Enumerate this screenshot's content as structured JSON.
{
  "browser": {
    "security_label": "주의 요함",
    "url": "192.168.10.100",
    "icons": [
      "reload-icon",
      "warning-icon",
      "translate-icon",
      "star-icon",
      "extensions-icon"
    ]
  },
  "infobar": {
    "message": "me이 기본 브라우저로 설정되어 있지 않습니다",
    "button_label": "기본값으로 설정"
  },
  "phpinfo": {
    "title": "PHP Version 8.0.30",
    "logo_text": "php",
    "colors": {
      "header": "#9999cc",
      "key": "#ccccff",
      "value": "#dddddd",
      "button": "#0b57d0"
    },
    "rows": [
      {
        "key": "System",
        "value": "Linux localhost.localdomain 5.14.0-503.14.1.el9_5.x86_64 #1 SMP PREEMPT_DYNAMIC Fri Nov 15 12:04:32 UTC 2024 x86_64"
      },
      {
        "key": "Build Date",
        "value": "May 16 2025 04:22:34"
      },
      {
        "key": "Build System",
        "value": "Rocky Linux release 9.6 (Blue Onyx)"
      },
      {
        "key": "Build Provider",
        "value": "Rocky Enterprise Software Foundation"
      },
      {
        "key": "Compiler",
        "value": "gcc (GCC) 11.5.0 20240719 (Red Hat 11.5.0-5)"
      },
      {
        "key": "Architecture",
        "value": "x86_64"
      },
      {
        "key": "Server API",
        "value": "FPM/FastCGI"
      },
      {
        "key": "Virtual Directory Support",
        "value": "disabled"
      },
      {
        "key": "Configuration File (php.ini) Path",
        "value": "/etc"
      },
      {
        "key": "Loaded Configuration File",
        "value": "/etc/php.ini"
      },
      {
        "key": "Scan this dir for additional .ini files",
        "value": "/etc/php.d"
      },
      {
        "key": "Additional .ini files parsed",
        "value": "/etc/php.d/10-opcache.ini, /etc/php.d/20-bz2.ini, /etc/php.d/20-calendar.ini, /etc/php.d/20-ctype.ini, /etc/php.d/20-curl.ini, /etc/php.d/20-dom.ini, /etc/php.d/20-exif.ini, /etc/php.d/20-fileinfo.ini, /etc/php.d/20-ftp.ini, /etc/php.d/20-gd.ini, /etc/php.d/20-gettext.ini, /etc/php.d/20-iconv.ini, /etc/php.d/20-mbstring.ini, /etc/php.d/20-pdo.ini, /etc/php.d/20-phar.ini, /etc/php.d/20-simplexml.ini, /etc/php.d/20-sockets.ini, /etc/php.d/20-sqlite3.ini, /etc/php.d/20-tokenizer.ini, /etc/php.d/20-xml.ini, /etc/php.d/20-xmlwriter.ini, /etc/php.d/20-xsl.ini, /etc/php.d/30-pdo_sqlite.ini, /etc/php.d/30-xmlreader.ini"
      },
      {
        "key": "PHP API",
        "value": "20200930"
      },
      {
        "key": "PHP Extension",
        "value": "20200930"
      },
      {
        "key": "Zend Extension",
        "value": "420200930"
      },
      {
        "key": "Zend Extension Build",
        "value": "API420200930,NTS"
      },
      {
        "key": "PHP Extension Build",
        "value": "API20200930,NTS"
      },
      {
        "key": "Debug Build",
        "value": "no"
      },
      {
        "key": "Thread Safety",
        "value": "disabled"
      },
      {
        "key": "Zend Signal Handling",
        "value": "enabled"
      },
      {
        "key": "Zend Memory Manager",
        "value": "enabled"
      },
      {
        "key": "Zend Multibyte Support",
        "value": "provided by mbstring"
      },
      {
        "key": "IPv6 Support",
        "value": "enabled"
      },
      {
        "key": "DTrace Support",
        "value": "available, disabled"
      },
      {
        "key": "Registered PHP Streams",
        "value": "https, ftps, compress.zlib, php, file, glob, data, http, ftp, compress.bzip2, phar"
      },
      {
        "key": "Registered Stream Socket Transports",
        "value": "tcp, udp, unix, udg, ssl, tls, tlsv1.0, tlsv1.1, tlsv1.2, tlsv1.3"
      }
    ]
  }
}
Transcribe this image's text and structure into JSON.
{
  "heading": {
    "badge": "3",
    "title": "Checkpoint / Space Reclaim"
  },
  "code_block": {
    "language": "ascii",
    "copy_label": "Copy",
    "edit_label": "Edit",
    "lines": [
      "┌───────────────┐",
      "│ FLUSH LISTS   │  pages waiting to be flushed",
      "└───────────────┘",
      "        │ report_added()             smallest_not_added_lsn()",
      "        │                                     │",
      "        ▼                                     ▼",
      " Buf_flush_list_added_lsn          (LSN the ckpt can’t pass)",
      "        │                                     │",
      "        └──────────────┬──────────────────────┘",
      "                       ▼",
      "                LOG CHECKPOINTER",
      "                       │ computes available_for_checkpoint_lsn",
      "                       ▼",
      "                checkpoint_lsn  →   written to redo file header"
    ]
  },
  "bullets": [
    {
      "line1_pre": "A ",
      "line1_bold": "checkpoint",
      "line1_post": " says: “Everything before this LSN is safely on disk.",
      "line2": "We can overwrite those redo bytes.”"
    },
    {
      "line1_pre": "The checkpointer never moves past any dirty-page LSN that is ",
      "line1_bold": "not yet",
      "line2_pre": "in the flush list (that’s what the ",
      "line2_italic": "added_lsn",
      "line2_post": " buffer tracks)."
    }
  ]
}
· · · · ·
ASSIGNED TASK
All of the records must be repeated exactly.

TASK SOLUTION
Enumerate this screenshot's content as structured JSON.
{
  "browser": {
    "security_label": "주의 요함",
    "url": "192.168.10.100",
    "icons": [
      "reload-icon",
      "warning-icon",
      "translate-icon",
      "star-icon",
      "extensions-icon"
    ]
  },
  "infobar": {
    "message": "me이 기본 브라우저로 설정되어 있지 않습니다",
    "button_label": "기본값으로 설정"
  },
  "phpinfo": {
    "title": "PHP Version 8.0.30",
    "logo_text": "php",
    "colors": {
      "header": "#9999cc",
      "key": "#ccccff",
      "value": "#dddddd",
      "button": "#0b57d0"
    },
    "rows": [
      {
        "key": "System",
        "value": "Linux localhost.localdomain 5.14.0-503.14.1.el9_5.x86_64 #1 SMP PREEMPT_DYNAMIC Fri Nov 15 12:04:32 UTC 2024 x86_64"
      },
      {
        "key": "Build Date",
        "value": "May 16 2025 04:22:34"
      },
      {
        "key": "Build System",
        "value": "Rocky Linux release 9.6 (Blue Onyx)"
      },
      {
        "key": "Build Provider",
        "value": "Rocky Enterprise Software Foundation"
      },
      {
        "key": "Compiler",
        "value": "gcc (GCC) 11.5.0 20240719 (Red Hat 11.5.0-5)"
      },
      {
        "key": "Architecture",
        "value": "x86_64"
      },
      {
        "key": "Server API",
        "value": "FPM/FastCGI"
      },
      {
        "key": "Virtual Directory Support",
        "value": "disabled"
      },
      {
        "key": "Configuration File (php.ini) Path",
        "value": "/etc"
      },
      {
        "key": "Loaded Configuration File",
        "value": "/etc/php.ini"
      },
      {
        "key": "Scan this dir for additional .ini files",
        "value": "/etc/php.d"
      },
      {
        "key": "Additional .ini files parsed",
        "value": "/etc/php.d/10-opcache.ini, /etc/php.d/20-bz2.ini, /etc/php.d/20-calendar.ini, /etc/php.d/20-ctype.ini, /etc/php.d/20-curl.ini, /etc/php.d/20-dom.ini, /etc/php.d/20-exif.ini, /etc/php.d/20-fileinfo.ini, /etc/php.d/20-ftp.ini, /etc/php.d/20-gd.ini, /etc/php.d/20-gettext.ini, /etc/php.d/20-iconv.ini, /etc/php.d/20-mbstring.ini, /etc/php.d/20-pdo.ini, /etc/php.d/20-phar.ini, /etc/php.d/20-simplexml.ini, /etc/php.d/20-sockets.ini, /etc/php.d/20-sqlite3.ini, /etc/php.d/20-tokenizer.ini, /etc/php.d/20-xml.ini, /etc/php.d/20-xmlwriter.ini, /etc/php.d/20-xsl.ini, /etc/php.d/30-pdo_sqlite.ini, /etc/php.d/30-xmlreader.ini"
      },
      {
        "key": "PHP API",
        "value": "20200930"
      },
      {
        "key": "PHP Extension",
        "value": "20200930"
      },
      {
        "key": "Zend Extension",
        "value": "420200930"
      },
      {
        "key": "Zend Extension Build",
        "value": "API420200930,NTS"
      },
      {
        "key": "PHP Extension Build",
        "value": "API20200930,NTS"
      },
      {
        "key": "Debug Build",
        "value": "no"
      },
      {
        "key": "Thread Safety",
        "value": "disabled"
      },
      {
        "key": "Zend Signal Handling",
        "value": "enabled"
      },
      {
        "key": "Zend Memory Manager",
        "value": "enabled"
      },
      {
        "key": "Zend Multibyte Support",
        "value": "provided by mbstring"
      },
      {
        "key": "IPv6 Support",
        "value": "enabled"
      },
      {
        "key": "DTrace Support",
        "value": "available, disabled"
      },
      {
        "key": "Registered PHP Streams",
        "value": "https, ftps, compress.zlib, php, file, glob, data, http, ftp, compress.bzip2, phar"
      },
      {
        "key": "Registered Stream Socket Transports",
        "value": "tcp, udp, unix, udg, ssl, tls, tlsv1.0, tlsv1.1, tlsv1.2, tlsv1.3"
      }
    ]
  }
}
Transcribe this image's text and structure into JSON.
{
  "heading": {
    "badge": "3",
    "title": "Checkpoint / Space Reclaim"
  },
  "code_block": {
    "language": "ascii",
    "copy_label": "Copy",
    "edit_label": "Edit",
    "lines": [
      "┌───────────────┐",
      "│ FLUSH LISTS   │  pages waiting to be flushed",
      "└───────────────┘",
      "        │ report_added()             smallest_not_added_lsn()",
      "        │                                     │",
      "        ▼                                     ▼",
      " Buf_flush_list_added_lsn          (LSN the ckpt can’t pass)",
      "        │                                     │",
      "        └──────────────┬──────────────────────┘",
      "                       ▼",
      "                LOG CHECKPOINTER",
      "                       │ computes available_for_checkpoint_lsn",
      "                       ▼",
      "                checkpoint_lsn  →   written to redo file header"
    ]
  },
  "bullets": [
    {
      "line1_pre": "A ",
      "line1_bold": "checkpoint",
      "line1_post": " says: “Everything before this LSN is safely on disk.",
      "line2": "We can overwrite those redo bytes.”"
    },
    {
      "line1_pre": "The checkpointer never moves past any dirty-page LSN that is ",
      "line1_bold": "not yet",
      "line2_pre": "in the flush list (that’s what the ",
      "line2_italic": "added_lsn",
      "line2_post": " buffer tracks)."
    }
  ]
}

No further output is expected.